About this task: All of the records must come back exactly as they were given.

Supplied information:

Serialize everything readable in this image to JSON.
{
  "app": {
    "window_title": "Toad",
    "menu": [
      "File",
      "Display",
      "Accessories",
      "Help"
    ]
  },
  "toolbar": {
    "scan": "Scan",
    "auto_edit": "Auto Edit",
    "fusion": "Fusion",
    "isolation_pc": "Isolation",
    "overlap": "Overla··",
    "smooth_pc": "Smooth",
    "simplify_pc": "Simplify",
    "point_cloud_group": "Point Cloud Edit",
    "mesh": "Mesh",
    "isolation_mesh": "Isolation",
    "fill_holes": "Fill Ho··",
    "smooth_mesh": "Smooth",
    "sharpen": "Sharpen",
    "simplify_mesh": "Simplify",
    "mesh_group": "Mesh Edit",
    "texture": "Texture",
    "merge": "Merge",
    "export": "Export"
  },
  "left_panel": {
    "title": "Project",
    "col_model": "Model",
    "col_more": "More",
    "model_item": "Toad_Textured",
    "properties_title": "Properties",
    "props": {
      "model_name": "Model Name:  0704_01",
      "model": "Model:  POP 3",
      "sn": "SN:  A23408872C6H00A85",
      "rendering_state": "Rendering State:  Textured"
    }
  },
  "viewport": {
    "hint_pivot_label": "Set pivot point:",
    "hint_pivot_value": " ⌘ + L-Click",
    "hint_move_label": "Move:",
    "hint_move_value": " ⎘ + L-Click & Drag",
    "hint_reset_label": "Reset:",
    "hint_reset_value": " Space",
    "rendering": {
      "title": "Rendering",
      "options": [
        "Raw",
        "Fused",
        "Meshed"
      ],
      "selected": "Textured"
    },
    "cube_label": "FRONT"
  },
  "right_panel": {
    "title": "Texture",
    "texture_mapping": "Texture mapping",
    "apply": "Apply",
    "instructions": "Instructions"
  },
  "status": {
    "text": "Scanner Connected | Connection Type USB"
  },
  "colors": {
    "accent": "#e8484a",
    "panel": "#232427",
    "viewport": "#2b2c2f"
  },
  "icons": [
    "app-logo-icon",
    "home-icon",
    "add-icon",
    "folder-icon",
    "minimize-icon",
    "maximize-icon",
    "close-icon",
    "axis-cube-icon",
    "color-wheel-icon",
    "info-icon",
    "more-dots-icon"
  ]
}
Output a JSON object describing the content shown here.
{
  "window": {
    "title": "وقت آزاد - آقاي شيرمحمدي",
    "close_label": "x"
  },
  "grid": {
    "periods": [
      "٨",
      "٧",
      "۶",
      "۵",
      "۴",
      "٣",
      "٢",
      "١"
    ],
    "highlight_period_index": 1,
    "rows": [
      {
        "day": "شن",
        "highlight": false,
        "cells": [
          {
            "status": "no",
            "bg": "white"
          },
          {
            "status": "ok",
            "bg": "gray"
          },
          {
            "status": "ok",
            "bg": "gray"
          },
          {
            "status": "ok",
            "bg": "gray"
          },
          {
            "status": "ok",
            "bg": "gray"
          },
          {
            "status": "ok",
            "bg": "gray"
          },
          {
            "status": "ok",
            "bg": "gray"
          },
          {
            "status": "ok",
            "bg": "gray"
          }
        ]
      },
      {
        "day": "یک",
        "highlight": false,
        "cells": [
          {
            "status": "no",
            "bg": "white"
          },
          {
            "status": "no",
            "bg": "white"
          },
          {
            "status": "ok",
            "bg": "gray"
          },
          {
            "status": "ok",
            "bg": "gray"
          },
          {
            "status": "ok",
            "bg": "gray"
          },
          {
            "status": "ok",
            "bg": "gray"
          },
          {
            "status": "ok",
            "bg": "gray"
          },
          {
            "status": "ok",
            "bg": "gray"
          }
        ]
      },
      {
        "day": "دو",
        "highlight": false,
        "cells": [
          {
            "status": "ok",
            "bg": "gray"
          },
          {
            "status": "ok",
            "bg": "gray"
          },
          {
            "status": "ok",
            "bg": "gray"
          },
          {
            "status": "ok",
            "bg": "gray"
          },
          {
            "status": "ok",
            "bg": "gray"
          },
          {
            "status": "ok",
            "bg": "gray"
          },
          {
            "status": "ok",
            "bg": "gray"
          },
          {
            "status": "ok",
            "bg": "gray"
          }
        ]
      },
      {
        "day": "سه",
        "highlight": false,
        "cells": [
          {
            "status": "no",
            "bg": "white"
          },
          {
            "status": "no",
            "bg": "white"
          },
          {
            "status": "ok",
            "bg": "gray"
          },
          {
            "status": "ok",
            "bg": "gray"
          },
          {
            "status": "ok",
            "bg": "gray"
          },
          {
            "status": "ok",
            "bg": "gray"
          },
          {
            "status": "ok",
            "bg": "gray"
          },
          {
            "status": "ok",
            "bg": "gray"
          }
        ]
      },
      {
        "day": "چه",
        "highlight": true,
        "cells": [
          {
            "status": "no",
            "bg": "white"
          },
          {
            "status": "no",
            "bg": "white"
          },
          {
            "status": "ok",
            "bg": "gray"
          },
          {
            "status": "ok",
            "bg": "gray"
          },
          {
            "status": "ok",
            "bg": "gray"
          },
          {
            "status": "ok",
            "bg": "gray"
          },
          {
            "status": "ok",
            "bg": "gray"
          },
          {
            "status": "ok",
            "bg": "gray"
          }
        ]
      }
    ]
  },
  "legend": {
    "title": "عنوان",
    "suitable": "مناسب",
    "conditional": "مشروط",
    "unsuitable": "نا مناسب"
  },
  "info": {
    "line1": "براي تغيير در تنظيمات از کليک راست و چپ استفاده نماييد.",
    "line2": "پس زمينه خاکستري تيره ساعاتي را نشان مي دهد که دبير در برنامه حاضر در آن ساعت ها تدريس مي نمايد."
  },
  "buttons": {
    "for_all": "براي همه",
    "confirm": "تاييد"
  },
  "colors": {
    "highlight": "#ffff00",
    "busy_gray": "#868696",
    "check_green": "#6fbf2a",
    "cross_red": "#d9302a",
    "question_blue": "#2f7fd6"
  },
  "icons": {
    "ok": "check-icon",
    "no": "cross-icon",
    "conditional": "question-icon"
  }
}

Task output:
Serialize everything readable in this image to JSON.
{
  "app": {
    "window_title": "Toad",
    "menu": [
      "File",
      "Display",
      "Accessories",
      "Help"
    ]
  },
  "toolbar": {
    "scan": "Scan",
    "auto_edit": "Auto Edit",
    "fusion": "Fusion",
    "isolation_pc": "Isolation",
    "overlap": "Overla··",
    "smooth_pc": "Smooth",
    "simplify_pc": "Simplify",
    "point_cloud_group": "Point Cloud Edit",
    "mesh": "Mesh",
    "isolation_mesh": "Isolation",
    "fill_holes": "Fill Ho··",
    "smooth_mesh": "Smooth",
    "sharpen": "Sharpen",
    "simplify_mesh": "Simplify",
    "mesh_group": "Mesh Edit",
    "texture": "Texture",
    "merge": "Merge",
    "export": "Export"
  },
  "left_panel": {
    "title": "Project",
    "col_model": "Model",
    "col_more": "More",
    "model_item": "Toad_Textured",
    "properties_title": "Properties",
    "props": {
      "model_name": "Model Name:  0704_01",
      "model": "Model:  POP 3",
      "sn": "SN:  A23408872C6H00A85",
      "rendering_state": "Rendering State:  Textured"
    }
  },
  "viewport": {
    "hint_pivot_label": "Set pivot point:",
    "hint_pivot_value": " ⌘ + L-Click",
    "hint_move_label": "Move:",
    "hint_move_value": " ⎘ + L-Click & Drag",
    "hint_reset_label": "Reset:",
    "hint_reset_value": " Space",
    "rendering": {
      "title": "Rendering",
      "options": [
        "Raw",
        "Fused",
        "Meshed"
      ],
      "selected": "Textured"
    },
    "cube_label": "FRONT"
  },
  "right_panel": {
    "title": "Texture",
    "texture_mapping": "Texture mapping",
    "apply": "Apply",
    "instructions": "Instructions"
  },
  "status": {
    "text": "Scanner Connected | Connection Type USB"
  },
  "colors": {
    "accent": "#e8484a",
    "panel": "#232427",
    "viewport": "#2b2c2f"
  },
  "icons": [
    "app-logo-icon",
    "home-icon",
    "add-icon",
    "folder-icon",
    "minimize-icon",
    "maximize-icon",
    "close-icon",
    "axis-cube-icon",
    "color-wheel-icon",
    "info-icon",
    "more-dots-icon"
  ]
}
Output a JSON object describing the content shown here.
{
  "window": {
    "title": "وقت آزاد - آقاي شيرمحمدي",
    "close_label": "x"
  },
  "grid": {
    "periods": [
      "٨",
      "٧",
      "۶",
      "۵",
      "۴",
      "٣",
      "٢",
      "١"
    ],
    "highlight_period_index": 1,
    "rows": [
      {
        "day": "شن",
        "highlight": false,
        "cells": [
          {
            "status": "no",
            "bg": "white"
          },
          {
            "status": "ok",
            "bg": "gray"
          },
          {
            "status": "ok",
            "bg": "gray"
          },
          {
            "status": "ok",
            "bg": "gray"
          },
          {
            "status": "ok",
            "bg": "gray"
          },
          {
            "status": "ok",
            "bg": "gray"
          },
          {
            "status": "ok",
            "bg": "gray"
          },
          {
            "status": "ok",
            "bg": "gray"
          }
        ]
      },
      {
        "day": "یک",
        "highlight": false,
        "cells": [
          {
            "status": "no",
            "bg": "white"
          },
          {
            "status": "no",
            "bg": "white"
          },
          {
            "status": "ok",
            "bg": "gray"
          },
          {
            "status": "ok",
            "bg": "gray"
          },
          {
            "status": "ok",
            "bg": "gray"
          },
          {
            "status": "ok",
            "bg": "gray"
          },
          {
            "status": "ok",
            "bg": "gray"
          },
          {
            "status": "ok",
            "bg": "gray"
          }
        ]
      },
      {
        "day": "دو",
        "highlight": false,
        "cells": [
          {
            "status": "ok",
            "bg": "gray"
          },
          {
            "status": "ok",
            "bg": "gray"
          },
          {
            "status": "ok",
            "bg": "gray"
          },
          {
            "status": "ok",
            "bg": "gray"
          },
          {
            "status": "ok",
            "bg": "gray"
          },
          {
            "status": "ok",
            "bg": "gray"
          },
          {
            "status": "ok",
            "bg": "gray"
          },
          {
            "status": "ok",
            "bg": "gray"
          }
        ]
      },
      {
        "day": "سه",
        "highlight": false,
        "cells": [
          {
            "status": "no",
            "bg": "white"
          },
          {
            "status": "no",
            "bg": "white"
          },
          {
            "status": "ok",
            "bg": "gray"
          },
          {
            "status": "ok",
            "bg": "gray"
          },
          {
            "status": "ok",
            "bg": "gray"
          },
          {
            "status": "ok",
            "bg": "gray"
          },
          {
            "status": "ok",
            "bg": "gray"
          },
          {
            "status": "ok",
            "bg": "gray"
          }
        ]
      },
      {
        "day": "چه",
        "highlight": true,
        "cells": [
          {
            "status": "no",
            "bg": "white"
          },
          {
            "status": "no",
            "bg": "white"
          },
          {
            "status": "ok",
            "bg": "gray"
          },
          {
            "status": "ok",
            "bg": "gray"
          },
          {
            "status": "ok",
            "bg": "gray"
          },
          {
            "status": "ok",
            "bg": "gray"
          },
          {
            "status": "ok",
            "bg": "gray"
          },
          {
            "status": "ok",
            "bg": "gray"
          }
        ]
      }
    ]
  },
  "legend": {
    "title": "عنوان",
    "suitable": "مناسب",
    "conditional": "مشروط",
    "unsuitable": "نا مناسب"
  },
  "info": {
    "line1": "براي تغيير در تنظيمات از کليک راست و چپ استفاده نماييد.",
    "line2": "پس زمينه خاکستري تيره ساعاتي را نشان مي دهد که دبير در برنامه حاضر در آن ساعت ها تدريس مي نمايد."
  },
  "buttons": {
    "for_all": "براي همه",
    "confirm": "تاييد"
  },
  "colors": {
    "highlight": "#ffff00",
    "busy_gray": "#868696",
    "check_green": "#6fbf2a",
    "cross_red": "#d9302a",
    "question_blue": "#2f7fd6"
  },
  "icons": {
    "ok": "check-icon",
    "no": "cross-icon",
    "conditional": "question-icon"
  }
}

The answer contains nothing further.